11:50AM Tradeoffs of Nest and Brood Habitat Availability for Lesser Prairie-Chickens
Daniel S. Sullins; Joseph M. Lautenbach; David A. Haukos
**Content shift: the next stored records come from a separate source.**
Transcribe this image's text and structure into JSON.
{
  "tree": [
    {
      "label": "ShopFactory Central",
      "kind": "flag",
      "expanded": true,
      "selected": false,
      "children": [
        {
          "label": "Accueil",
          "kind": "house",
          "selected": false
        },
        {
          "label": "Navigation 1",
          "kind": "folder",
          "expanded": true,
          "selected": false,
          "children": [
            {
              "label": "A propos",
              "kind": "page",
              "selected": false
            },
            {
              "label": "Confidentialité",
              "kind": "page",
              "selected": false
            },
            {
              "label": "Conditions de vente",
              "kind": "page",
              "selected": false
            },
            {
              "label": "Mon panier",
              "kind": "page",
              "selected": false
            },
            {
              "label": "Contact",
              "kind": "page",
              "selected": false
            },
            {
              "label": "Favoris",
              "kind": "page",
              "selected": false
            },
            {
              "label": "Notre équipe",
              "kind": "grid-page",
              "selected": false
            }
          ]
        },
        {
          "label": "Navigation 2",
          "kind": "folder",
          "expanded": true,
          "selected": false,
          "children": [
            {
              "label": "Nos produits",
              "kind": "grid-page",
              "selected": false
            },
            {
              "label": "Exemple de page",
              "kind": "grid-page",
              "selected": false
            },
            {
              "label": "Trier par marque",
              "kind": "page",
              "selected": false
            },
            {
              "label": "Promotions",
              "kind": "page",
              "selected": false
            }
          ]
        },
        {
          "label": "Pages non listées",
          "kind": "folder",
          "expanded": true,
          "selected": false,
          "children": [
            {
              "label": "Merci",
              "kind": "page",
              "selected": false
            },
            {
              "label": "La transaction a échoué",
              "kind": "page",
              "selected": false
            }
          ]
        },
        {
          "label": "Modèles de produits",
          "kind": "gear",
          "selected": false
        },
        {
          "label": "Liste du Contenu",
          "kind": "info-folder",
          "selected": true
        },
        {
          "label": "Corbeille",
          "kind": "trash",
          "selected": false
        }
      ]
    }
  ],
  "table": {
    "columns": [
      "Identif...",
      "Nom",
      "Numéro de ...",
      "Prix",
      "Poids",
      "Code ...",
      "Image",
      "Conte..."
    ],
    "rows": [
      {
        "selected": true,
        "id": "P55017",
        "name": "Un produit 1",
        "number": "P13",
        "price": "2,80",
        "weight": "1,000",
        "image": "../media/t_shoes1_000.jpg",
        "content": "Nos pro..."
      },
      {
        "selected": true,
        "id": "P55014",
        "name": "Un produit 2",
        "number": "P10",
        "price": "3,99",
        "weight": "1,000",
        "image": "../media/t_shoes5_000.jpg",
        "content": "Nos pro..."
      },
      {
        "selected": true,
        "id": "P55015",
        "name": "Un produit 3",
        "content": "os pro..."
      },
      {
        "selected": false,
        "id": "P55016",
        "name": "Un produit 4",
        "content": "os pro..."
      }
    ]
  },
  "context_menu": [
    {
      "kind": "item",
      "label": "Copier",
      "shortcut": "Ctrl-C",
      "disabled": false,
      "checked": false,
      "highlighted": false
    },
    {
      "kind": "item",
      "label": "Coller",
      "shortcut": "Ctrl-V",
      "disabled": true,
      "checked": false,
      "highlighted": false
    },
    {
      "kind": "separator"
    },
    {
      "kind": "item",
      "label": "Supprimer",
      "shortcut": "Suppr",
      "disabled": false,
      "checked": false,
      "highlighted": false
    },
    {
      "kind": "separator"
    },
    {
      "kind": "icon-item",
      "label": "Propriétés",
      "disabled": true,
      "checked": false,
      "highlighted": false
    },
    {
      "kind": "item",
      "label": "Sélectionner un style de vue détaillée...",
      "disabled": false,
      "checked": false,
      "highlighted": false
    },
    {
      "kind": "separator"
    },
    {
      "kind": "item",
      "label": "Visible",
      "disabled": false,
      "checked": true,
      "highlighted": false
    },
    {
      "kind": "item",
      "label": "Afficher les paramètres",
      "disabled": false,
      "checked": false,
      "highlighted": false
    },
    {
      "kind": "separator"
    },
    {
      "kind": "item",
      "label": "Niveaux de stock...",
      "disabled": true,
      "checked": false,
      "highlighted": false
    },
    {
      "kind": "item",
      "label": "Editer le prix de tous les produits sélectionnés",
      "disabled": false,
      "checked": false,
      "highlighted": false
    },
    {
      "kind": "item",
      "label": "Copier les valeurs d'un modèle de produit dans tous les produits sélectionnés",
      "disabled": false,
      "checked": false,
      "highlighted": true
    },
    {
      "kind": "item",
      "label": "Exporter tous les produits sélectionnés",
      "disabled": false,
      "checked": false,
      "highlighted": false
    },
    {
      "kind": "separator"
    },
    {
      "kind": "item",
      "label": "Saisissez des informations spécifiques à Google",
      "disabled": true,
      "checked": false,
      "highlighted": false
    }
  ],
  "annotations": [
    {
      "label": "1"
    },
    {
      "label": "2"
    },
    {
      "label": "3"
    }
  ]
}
Most gallinaceous birds have precocial young that begin feeding on their own immediately after hatching. In contrast to the dense litter and thick cover required for optimal nesting conditions, chicks need permeable grassland cover types through which they can move and forage on small insects. For a gallinaceous bird, such as the lesser prairie-chicken (LEPC, Tympanachus pallidicinctus), to successfully reproduce, females must select nest sites in grasslands exhibiting some level of heterogeneity. However, subtle differences among the two habitat types may lead to tradeoffs in nest and brood survival because we expect that grasslands that are more permeable for chicks would also be more permeable for predators. To examine the tradeoff in the effect of brood and nest habitat availability on recruitment and identify the optimal composition of habitats, we used an agent-based model in NetLogo 5.2. Agents included nesting LEPC hens and chicks. Patches were of either average quality nesting or brooding habitat based on concurrent vital rate estimates. In 2,100 simulations, we placed 10 LEPC females in virtual landscapes of varying nest and brood habitat composition and estimated fecundity per female. Hens expended energy to find nest habitat and, once found, established nests with a daily survival rate of 0.98 over a 35-day nesting period. Then, females with hatchlings had to find brood habitat within 2X the average brood movement distance (600 m) or the chicks would die. Our results indicated that fecundity rates were greatest in landscapes having 25-70% nesting habitat with maximum rates in landscapes having 45% nesting and 55% brood rearing habitat (6.85 young/adult female). The predicted optimal range of nesting habitat composition encompassed nesting habitat availability (29.6%) estimated among study sites in Kansas and Colorado from 2013-2016 and suggests that management devoted purely to providing nest habitat would be counterproductive.


Contributed Paper
Location: Albuquerque Convention Center Date: September 25, 2017 Time: 10:30 am - 12:10 pm